When Chevrolet announced that the upcoming plug-in hybrid Volt will get 230 mpg, many media outlets (including Fast Company) responded with uncertainty. After all, there isn't an official way to quantify mpg with plug-in hybrids--the EPA is still working on that--so how can the claim be confirmed? Perhaps this uncertainty is what spurred Fisker to make a much more reasonable claim for the Karma plug-in hybrid, which gets 67.2 mpg according to a calculation system developed by the Society of Automotive Engineers.
The 2010 Karma, scheduled to debut at next week's Frankfurt Auto Show, will sell for $87,900 thanks to an ultra-pricey lithium-ion battery. It could be worth it for car nuts who appreciate the vehicle's ability to rev up from zero to 62 in six seconds, but the Volt will sell for a relatively cheap $40,000 and go from zero to 60 in approximately 10 seconds.

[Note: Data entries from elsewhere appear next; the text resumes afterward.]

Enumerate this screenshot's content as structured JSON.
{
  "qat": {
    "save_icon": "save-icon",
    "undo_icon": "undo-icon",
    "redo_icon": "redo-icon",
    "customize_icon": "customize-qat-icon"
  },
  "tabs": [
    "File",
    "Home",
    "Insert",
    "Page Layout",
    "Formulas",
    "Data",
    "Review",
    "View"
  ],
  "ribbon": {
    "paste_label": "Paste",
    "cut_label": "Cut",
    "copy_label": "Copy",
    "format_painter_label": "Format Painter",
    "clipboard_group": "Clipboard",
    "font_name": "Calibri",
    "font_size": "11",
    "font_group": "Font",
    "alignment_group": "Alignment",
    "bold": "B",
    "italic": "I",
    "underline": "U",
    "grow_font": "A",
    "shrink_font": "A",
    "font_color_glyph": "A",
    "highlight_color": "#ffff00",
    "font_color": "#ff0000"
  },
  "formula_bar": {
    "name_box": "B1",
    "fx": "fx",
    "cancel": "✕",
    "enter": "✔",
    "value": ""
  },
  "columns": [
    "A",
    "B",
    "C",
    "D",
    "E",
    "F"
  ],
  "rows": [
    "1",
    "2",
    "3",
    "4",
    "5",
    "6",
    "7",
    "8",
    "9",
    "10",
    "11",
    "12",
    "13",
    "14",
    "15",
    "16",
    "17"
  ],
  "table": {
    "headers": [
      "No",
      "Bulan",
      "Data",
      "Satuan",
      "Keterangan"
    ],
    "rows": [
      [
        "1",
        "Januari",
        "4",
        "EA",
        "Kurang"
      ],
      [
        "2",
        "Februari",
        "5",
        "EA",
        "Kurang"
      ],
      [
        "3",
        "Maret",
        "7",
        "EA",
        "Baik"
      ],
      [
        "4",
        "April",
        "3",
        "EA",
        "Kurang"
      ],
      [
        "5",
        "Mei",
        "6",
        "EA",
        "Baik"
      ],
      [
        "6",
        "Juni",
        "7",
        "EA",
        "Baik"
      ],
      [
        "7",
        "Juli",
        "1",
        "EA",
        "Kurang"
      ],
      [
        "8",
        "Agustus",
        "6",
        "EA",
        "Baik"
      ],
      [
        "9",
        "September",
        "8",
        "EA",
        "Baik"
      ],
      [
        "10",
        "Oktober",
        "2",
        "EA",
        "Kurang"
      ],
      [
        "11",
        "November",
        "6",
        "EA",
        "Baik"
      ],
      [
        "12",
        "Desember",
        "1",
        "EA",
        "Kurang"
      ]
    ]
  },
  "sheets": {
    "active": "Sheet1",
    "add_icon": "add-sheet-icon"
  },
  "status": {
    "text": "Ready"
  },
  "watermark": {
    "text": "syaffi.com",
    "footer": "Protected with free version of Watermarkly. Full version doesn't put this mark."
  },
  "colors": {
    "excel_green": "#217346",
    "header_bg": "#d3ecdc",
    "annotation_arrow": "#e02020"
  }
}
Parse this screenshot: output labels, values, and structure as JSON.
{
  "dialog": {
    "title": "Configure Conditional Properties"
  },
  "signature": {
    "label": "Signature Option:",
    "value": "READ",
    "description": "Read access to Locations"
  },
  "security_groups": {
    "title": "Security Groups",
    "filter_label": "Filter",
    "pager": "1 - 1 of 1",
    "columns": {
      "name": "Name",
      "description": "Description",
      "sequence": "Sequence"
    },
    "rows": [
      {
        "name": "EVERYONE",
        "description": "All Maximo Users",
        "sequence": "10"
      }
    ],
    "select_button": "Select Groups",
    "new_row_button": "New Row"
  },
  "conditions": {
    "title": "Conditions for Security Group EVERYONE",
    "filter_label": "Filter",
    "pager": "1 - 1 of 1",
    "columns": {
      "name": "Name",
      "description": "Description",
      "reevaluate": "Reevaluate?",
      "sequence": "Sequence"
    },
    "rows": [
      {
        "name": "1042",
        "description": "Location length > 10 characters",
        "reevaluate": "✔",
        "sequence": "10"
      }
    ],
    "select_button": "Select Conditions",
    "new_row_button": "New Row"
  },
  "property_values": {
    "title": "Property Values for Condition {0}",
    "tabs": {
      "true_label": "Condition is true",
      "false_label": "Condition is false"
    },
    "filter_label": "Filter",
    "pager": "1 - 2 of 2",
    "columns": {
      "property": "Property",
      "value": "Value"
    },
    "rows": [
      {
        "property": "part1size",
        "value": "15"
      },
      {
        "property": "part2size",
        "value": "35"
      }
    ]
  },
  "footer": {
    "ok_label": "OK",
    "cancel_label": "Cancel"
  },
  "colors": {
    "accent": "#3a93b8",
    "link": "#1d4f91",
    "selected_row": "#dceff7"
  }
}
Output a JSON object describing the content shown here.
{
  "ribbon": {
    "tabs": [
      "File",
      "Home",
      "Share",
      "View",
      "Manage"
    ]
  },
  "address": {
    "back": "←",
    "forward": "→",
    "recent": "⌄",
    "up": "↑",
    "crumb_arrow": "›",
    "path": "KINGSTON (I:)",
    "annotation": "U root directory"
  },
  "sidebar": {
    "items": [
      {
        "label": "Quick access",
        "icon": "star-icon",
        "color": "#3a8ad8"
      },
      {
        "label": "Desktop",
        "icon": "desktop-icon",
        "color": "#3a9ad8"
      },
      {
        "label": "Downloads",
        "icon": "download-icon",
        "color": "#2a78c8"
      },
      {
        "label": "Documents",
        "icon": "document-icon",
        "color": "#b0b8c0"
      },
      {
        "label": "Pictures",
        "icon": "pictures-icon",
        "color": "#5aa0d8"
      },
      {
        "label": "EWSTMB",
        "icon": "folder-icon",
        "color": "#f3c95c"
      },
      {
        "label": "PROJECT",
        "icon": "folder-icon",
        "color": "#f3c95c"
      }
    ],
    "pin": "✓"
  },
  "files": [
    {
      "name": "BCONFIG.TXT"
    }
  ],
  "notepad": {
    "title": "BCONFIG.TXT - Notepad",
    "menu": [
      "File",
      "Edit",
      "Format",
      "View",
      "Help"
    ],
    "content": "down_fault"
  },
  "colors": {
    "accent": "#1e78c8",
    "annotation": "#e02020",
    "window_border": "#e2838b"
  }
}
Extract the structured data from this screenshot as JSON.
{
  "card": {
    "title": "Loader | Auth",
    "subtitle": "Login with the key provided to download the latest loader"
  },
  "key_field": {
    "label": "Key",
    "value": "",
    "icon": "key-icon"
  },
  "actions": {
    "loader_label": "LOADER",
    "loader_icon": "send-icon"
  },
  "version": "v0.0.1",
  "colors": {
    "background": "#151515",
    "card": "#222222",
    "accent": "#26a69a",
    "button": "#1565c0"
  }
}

It's possible that Fisker is underselling the Karma's abilities--the company ultimately expects the car to get a confirmed rating of 100 mpg or higher--but until the EPA releases official mpg quantification methodology, it's all guesswork. So we have GM claiming 230 mpg for the Volt, Nissan offering up a 367 mpg for the Leaf, Tesla guessing that the Roadster gets 135 mpg, and now Fisker giving the most conservative rating yet at 67.2 mpg. That's still impressive, to be sure, but Fisker might want to consider upping its estimates if it wants to keep up with the hype surrounding the Volt's campaign, which features posters announcing the 230 mpg rating plastered on buildings across the U.S.